This is why iterating is so important. Now, someone asked why we engage in empathy. I think, now that you all have been through your interviews, you have been able to see a little bit about why empathy (more than interviewing) matters. Also, a tour through the applications and sites yesterday should be evidence of the importance of knowing who your user is, meeting their needs and claiming the agency to push (hard!) against held assumptions. As we outline in the Bootcamp Bootleg, one of the d.school’s most comprehensive guides on design thinking process:
“Engaging with people directly reveals a tremendous amount about the way they think and the values they hold. Sometimes these thoughts and values are not obvious to the people who hold them. A deep engagement can surprise both the designer and the designee by the unanticipated insights that are
revealed. The stories that people tell and the things that people say they do—even if they are different from what they actually do—are strong indicators of their deeply held beliefs about the way the world is. Good designs are built on a solid understanding of these kinds of beliefs and values.”
Now, when you go about testing, you are going to want to make sure that you do the following:
- Establish roles: Who on your team is doing what when you are engaging your user in testing? Who is bringing them into the prototype? Who is recording feedback? Everyone should have a role to play. You should have a host, an actor and an observer, at the very least.
- Remember TESTING = EMPATHY. Ask open-ended questions and explore your user’s experience. What are they seeing and feeling when they engage with your prototype.
- Be sure to set the context of your prototype, let them experience it (don’t over-explain or make excuses for your work). Watch your user engage and … keep … asking … questions.
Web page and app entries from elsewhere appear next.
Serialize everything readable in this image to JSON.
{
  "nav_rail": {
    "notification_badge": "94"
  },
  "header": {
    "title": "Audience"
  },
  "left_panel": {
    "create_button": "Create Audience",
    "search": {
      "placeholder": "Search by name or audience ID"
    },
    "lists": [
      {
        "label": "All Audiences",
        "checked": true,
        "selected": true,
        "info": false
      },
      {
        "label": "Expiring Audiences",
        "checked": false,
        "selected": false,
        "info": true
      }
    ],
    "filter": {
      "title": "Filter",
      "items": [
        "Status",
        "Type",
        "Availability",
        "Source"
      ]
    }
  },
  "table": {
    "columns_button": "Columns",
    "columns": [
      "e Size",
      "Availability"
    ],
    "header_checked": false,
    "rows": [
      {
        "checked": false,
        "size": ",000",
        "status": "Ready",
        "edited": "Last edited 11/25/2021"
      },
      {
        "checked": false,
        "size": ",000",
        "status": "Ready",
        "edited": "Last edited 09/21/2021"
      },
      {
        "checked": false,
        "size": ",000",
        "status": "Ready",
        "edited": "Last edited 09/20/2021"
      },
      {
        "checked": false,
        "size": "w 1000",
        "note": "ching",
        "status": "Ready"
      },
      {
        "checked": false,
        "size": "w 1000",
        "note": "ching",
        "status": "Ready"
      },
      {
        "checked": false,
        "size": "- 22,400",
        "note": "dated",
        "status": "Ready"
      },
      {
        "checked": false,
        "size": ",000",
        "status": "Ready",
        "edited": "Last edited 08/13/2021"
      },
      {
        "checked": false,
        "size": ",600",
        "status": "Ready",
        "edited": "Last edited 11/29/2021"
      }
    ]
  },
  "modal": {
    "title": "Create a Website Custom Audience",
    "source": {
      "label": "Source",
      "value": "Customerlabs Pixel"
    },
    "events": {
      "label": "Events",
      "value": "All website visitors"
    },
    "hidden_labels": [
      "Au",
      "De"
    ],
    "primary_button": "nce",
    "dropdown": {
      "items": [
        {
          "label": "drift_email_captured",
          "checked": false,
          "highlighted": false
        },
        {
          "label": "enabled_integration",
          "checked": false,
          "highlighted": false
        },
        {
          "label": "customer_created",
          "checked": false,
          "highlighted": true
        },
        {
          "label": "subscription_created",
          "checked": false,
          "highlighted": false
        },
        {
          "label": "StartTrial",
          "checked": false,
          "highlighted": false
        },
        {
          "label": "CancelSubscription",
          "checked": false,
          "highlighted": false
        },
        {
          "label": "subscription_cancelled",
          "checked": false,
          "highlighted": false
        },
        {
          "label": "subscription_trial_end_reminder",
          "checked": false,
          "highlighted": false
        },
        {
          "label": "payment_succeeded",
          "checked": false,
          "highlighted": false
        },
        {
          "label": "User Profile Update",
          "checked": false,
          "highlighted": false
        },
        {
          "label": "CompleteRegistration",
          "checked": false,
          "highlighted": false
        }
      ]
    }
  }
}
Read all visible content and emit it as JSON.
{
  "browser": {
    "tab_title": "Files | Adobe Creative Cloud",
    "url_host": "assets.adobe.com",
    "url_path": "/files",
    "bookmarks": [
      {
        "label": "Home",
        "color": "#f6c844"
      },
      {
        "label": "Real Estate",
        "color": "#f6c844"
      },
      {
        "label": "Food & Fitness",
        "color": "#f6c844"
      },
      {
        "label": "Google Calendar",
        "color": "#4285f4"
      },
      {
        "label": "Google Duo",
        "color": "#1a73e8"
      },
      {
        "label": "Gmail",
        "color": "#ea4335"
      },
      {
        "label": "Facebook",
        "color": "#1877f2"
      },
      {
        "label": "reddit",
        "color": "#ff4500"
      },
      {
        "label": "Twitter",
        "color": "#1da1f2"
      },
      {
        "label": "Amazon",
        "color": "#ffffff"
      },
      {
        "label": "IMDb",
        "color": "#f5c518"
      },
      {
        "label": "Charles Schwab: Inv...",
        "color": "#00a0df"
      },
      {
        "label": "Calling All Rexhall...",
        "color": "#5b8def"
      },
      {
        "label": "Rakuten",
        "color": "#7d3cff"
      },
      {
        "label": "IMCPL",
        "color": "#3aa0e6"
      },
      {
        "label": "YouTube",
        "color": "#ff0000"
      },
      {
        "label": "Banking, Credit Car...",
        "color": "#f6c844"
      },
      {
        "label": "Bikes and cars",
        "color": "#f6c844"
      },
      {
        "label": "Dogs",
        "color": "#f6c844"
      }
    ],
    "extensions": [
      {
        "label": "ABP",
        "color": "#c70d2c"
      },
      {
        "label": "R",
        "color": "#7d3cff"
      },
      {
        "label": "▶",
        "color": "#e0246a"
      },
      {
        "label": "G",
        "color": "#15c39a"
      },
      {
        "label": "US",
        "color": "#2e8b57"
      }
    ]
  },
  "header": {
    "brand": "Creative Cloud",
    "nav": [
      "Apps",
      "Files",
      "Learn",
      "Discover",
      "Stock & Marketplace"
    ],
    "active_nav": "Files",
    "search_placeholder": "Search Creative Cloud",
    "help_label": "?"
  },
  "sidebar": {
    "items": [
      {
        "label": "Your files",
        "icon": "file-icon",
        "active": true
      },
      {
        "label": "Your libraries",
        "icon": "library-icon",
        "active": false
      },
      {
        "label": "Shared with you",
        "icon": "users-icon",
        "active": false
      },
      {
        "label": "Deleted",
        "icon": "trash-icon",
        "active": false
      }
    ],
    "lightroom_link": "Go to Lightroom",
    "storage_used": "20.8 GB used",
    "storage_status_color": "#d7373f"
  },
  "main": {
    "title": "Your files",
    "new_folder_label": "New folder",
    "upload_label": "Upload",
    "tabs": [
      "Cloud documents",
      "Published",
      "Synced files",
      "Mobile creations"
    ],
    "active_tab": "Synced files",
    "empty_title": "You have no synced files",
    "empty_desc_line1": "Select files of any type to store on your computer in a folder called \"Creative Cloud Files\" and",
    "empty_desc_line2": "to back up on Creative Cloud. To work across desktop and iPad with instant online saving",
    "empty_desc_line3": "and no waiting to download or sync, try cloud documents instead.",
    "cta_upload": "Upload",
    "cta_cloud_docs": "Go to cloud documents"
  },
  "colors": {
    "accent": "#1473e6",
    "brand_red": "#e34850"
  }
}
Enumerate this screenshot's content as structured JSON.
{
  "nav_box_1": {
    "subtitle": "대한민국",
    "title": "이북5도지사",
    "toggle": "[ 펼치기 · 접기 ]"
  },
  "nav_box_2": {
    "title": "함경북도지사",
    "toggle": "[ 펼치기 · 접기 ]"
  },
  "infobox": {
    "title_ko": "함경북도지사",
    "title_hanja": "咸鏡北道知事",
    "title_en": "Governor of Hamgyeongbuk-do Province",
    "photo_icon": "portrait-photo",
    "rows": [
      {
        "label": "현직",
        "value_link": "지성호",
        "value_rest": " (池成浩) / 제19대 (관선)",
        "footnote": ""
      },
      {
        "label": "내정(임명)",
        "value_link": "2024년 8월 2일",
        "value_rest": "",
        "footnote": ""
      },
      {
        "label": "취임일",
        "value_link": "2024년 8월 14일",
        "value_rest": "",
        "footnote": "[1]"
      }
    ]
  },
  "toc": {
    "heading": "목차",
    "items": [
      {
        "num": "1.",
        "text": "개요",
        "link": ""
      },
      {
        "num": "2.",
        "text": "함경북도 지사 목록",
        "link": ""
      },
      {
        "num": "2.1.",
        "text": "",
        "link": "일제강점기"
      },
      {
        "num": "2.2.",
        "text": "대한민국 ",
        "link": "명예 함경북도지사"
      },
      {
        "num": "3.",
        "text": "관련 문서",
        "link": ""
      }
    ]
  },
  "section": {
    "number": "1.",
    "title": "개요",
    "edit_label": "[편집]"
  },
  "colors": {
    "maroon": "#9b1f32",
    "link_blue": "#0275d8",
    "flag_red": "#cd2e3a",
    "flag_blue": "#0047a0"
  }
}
Speaking of asking questions, if you have any for us, please feel free to post them here! Also, a quick note on why we asked you to draw your prototype first. At the d.school, one of the core principles we teach is this: Show, don’t tell. We call on students to bias towards action and show what they want to realize in the world rather than tell us about it or write it out. We are calling on you to exercise your creative agency, grow your creative confidence and discover new ways to communicate your ideas. So, thanks for going along with us on this!